BENNINGTON -- Clients of United Counseling Service's developmental services division finished out a week of conservation camp on Thursday by combining craft activities with nature at the One World Conservation Center on U.S. Route 7.
Funded by UCS, as well as grants from the Mt. Laurel Foundation and Price Chopper's Golub Foundation, the conservation camp gives intellectually-disabled adults a social and active outlet to learn new things and learn from each other.
"It's a great opportunity for them to learn and grow," said UCS director of community relations and development, Mike Veitch. "It's an opportunity to get something different: Something they may not get on a day-to-day basis."
One World Conservation camp director Holly Betit and her assistant Allison Capen helped individuals explore the park with the help of UCS staff.
"We have a very good blend of nature, arts, crafts, exercise and social time: It's been a very good week," Betit said.
Referred to the camp by their counselor, case manager or parent, campers could sign up for as many weeks as they like. They made textured artworks using leaves and flowers found in the park, made homemade fired clay beads, looked at creatures and insects from the park under magnification and decorated walking sticks for their walks along the trails.
"Some people overcame their fears with camp: They were able to look at spiders that they would normally not get close to," Betit said.
Today, campers will wrap up the week with a pizza party and an awards ceremony to recognize bravery and leadership. The camp structure changes every year. Now in its third year, campers fill out evaluations so that the conservation center and UCS can coordinate activities according to what people liked.
"This camp has been a great success every year It always provides a great experience for hands-on learning that expands their world view in a positive way."
Developmental services at UCS is in the process of planning its annual "Gathering Place Camp" at Camp Ondawa in Arlington, which is an overnight camp that will take place the first week of August.
On Tuesday, 67 children from UCS's Youth and Family Services started "Camp Be a Kid," for the summer.

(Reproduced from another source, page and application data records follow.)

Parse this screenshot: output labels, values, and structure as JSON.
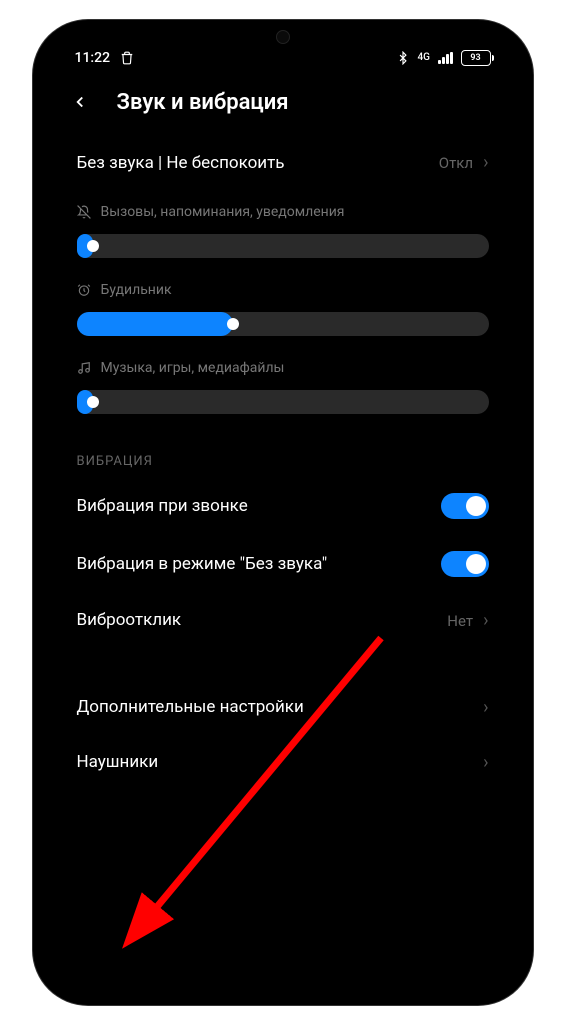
{
  "status": {
    "time": "11:22",
    "network_label": "4G",
    "battery_percent": "93"
  },
  "header": {
    "title": "Звук и вибрация"
  },
  "dnd": {
    "label": "Без звука | Не беспокоить",
    "value": "Откл"
  },
  "sliders": {
    "ringtone": {
      "label": "Вызовы, напоминания, уведомления",
      "value_pct": 4
    },
    "alarm": {
      "label": "Будильник",
      "value_pct": 38
    },
    "media": {
      "label": "Музыка, игры, медиафайлы",
      "value_pct": 4
    }
  },
  "vibration": {
    "section_title": "ВИБРАЦИЯ",
    "on_call": {
      "label": "Вибрация при звонке",
      "enabled": true
    },
    "silent_mode": {
      "label": "Вибрация в режиме \"Без звука\"",
      "enabled": true
    },
    "feedback": {
      "label": "Виброотклик",
      "value": "Нет"
    }
  },
  "extra": {
    "advanced": {
      "label": "Дополнительные настройки"
    },
    "headphones": {
      "label": "Наушники"
    }
  },
  "colors": {
    "accent": "#0d84ff",
    "bg": "#000000",
    "track": "#2a2a2a"
  }
}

The Lake Paran day camp will go until the start of the school year.
The camp programs are restricted to clients of UCS. See more about the organization's health services, programs and upcoming events at http://www.ucsvt.org/. Find the conservation center online at http://oneworldconservationcenter.org/.
Contact Tom Momberg at email@example.com. Follow him on Twitter @TomMomberg